John Schaaf, the Kentucky Legislative Ethics Commission’s counsel, describes CHPA’s strategy as a game changer. “They have completely turned the traditional approach to lobbying around,” he says. “For the most part, businesses and organizations that lobby, if they have important issues going on, they’ll add lobbyists to their list. They’ll employ more people to go out there and talk to legislators. CHPA employs very few lobbyists and they spend 99 percent of their lobbying expenditures on this sort of grassroots outreach on phone banking and advertising. As far as I know, nothing’s ever produced the number of calls or the visibility of this particular effort.”
In other words: Rather than relying on political professionals to deliver their message, CHPA got voters to do it—and politicians listened, in Kentucky and beyond. There has been no major federal legislation to address meth labs since 2005, when pseudoephedrine was put behind the counter and sales limits were imposed (see “The Need for Speed,” page 37). Lawmakers in 24 states have tried to pass prescription bills since 2009. In 23 of them, they failed.
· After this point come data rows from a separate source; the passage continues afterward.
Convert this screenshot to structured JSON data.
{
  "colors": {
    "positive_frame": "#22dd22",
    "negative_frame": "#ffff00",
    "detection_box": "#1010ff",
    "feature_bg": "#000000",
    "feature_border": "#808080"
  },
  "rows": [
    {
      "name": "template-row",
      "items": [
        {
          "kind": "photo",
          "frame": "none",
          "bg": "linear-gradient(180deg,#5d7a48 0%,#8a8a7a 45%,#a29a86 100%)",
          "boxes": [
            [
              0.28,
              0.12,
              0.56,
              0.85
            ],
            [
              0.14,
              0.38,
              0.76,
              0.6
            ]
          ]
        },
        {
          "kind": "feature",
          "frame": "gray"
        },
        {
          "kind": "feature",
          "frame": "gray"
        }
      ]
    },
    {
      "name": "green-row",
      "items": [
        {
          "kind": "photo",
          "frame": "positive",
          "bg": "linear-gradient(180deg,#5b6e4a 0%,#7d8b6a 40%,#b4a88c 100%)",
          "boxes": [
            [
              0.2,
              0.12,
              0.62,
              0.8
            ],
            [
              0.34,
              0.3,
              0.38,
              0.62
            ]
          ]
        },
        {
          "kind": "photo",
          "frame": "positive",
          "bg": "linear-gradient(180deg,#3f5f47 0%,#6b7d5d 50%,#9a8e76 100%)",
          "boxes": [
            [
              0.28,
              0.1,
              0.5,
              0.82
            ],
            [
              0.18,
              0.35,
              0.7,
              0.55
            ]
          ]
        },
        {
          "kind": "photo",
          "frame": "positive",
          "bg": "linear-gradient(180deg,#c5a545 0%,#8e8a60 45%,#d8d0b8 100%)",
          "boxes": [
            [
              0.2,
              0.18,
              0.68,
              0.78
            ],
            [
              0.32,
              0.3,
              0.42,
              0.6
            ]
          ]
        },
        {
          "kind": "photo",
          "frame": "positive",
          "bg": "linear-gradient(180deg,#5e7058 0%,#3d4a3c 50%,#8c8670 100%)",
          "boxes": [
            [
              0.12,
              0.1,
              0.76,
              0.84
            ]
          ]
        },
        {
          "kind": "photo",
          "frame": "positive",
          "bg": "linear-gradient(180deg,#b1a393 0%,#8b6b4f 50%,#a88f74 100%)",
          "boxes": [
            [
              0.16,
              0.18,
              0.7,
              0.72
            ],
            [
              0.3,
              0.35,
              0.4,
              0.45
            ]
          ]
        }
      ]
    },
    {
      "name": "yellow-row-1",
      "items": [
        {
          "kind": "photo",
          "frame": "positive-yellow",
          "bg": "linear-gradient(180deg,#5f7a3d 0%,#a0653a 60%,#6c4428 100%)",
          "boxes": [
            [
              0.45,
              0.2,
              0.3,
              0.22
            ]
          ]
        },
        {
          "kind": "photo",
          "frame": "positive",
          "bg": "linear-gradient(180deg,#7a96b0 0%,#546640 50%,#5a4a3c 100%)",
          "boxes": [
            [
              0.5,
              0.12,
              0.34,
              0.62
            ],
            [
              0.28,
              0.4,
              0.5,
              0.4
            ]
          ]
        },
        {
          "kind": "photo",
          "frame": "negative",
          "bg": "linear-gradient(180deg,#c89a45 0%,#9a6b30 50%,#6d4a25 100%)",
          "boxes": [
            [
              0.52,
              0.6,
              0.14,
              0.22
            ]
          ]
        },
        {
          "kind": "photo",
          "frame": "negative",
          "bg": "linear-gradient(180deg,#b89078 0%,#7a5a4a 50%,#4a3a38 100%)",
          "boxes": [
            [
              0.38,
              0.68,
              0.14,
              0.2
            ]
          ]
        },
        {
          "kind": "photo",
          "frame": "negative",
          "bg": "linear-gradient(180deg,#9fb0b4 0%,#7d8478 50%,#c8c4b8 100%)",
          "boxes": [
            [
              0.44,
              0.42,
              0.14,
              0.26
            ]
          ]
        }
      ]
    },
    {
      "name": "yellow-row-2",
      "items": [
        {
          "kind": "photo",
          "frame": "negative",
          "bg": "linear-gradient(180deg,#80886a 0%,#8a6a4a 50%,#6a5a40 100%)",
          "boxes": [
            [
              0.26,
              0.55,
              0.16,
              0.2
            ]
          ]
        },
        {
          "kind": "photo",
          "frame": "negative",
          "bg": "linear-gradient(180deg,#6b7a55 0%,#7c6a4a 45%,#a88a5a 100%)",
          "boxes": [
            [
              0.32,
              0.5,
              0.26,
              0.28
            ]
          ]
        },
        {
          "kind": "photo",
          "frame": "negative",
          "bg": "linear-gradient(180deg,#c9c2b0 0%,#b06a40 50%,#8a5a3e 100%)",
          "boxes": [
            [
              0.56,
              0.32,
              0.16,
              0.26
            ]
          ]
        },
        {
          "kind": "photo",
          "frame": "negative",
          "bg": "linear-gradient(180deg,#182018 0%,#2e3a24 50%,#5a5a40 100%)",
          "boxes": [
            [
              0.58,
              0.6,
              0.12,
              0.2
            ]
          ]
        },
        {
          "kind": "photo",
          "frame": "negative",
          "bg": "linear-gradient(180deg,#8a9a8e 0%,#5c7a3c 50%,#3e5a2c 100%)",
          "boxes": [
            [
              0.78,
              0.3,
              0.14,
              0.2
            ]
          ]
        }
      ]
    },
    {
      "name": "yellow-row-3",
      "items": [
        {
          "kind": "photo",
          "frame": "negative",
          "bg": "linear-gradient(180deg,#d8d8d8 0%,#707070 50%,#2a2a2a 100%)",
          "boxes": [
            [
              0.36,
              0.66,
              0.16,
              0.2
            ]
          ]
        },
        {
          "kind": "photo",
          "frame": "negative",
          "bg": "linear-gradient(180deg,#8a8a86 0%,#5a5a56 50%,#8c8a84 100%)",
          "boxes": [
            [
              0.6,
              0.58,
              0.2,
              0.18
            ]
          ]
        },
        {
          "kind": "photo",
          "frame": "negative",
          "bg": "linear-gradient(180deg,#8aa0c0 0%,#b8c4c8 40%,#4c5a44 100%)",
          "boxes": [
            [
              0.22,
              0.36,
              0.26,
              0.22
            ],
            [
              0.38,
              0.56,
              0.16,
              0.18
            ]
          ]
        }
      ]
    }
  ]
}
The single exception was Mississippi, where a prescription measure supported by Republican Gov. Haley Barbour passed in 2010. The head of the state Bureau of Narcotics, Marshall Fisher, says one key to the bill’s passage was making sure it was not referred to the Legislature’s health committee, where members tend to develop close relationships with pharma lobbyists. Fisher has testified about prescription bills before health committees in several other states. “It seems like every time we’ve done that, the deck is stacked against us,” he says. “You can’t fight that.” Following the bill’s passage, the number of meth labs busted in Mississippi fell more than 70 percent. The state narcotics bureau, which tracks the number of drug-endangered children, reported the number of such cases fell 81 percent in the first year the law was in effect.